July 9, 2017 [TI/Avalon]: “Deputies responded to Emerald Bay Boy Scout Camp regarding a person not beathing. Upon their arrival, deputies learned first responders had been giving a 60-year-old man, from Santa Ana, CPR for over 45 minutes trying to save his life. The man did not respond and ultimately passed away. It was determined the man died of apparent natural causes.”

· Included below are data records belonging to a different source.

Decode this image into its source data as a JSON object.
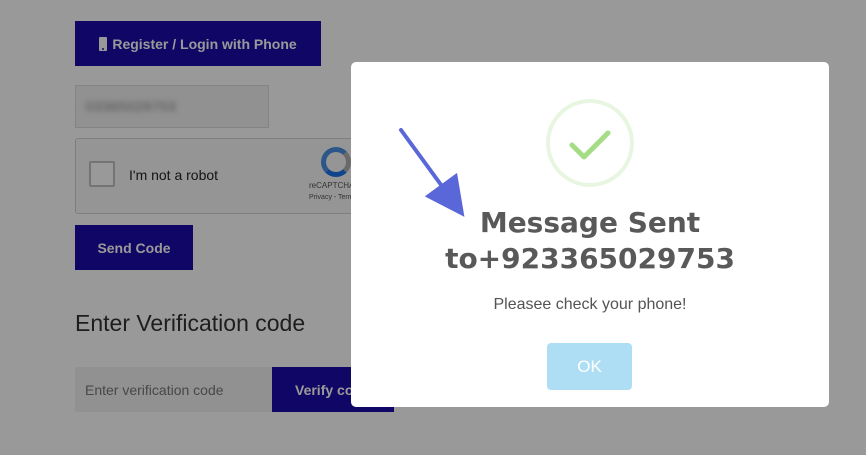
{
  "form": {
    "phone_button_label": "Register / Login with Phone",
    "phone_number_value": "03365029753",
    "recaptcha_label": "I'm not a robot",
    "recaptcha_brand": "reCAPTCHA",
    "recaptcha_terms": "Privacy - Terms",
    "send_code_label": "Send Code",
    "verification_heading": "Enter Verification code",
    "verification_placeholder": "Enter verification code",
    "verify_button_label": "Verify code"
  },
  "modal": {
    "icon": "checkmark-icon",
    "title_line1": "Message Sent",
    "title_line2": "to+923365029753",
    "message": "Pleasee check your phone!",
    "ok_label": "OK"
  },
  "colors": {
    "primary_button": "#1b0aa8",
    "overlay": "rgba(0,0,0,0.40)",
    "success_green": "#a5dc86",
    "ok_button": "#aedef4",
    "annotation_arrow": "#5a67d8"
  }
}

Cousteau Family Camp “Jean Michel Cousteau Family Camp is a cooperative effort between Ocean Futures Society and Catalina Island Camps. Each summer since 1997, Jean-Michel Cousteau and Dr. Richard “Murph” Murphy and other Ocean Futures staff have come to Howlands Landing for a 5 day 4 night family camp adventure. Jean-Michel brings the spirit and excitement of a Cousteau expedition to families in the fun and relaxed setting on Howlands Landing. Family Camp is a unique opportunity to get to know Jean-Michel personally and experience his message of inspiration and hope. Explore the program information, then download the application, request us to mail a packet to your home or call us with questions. Please be aware that Family Camp fills quickly each year since there are only spaces for 20 families in camp cabins. If you have your own boat that you can live on during the camp, there are special arrangements on the application.”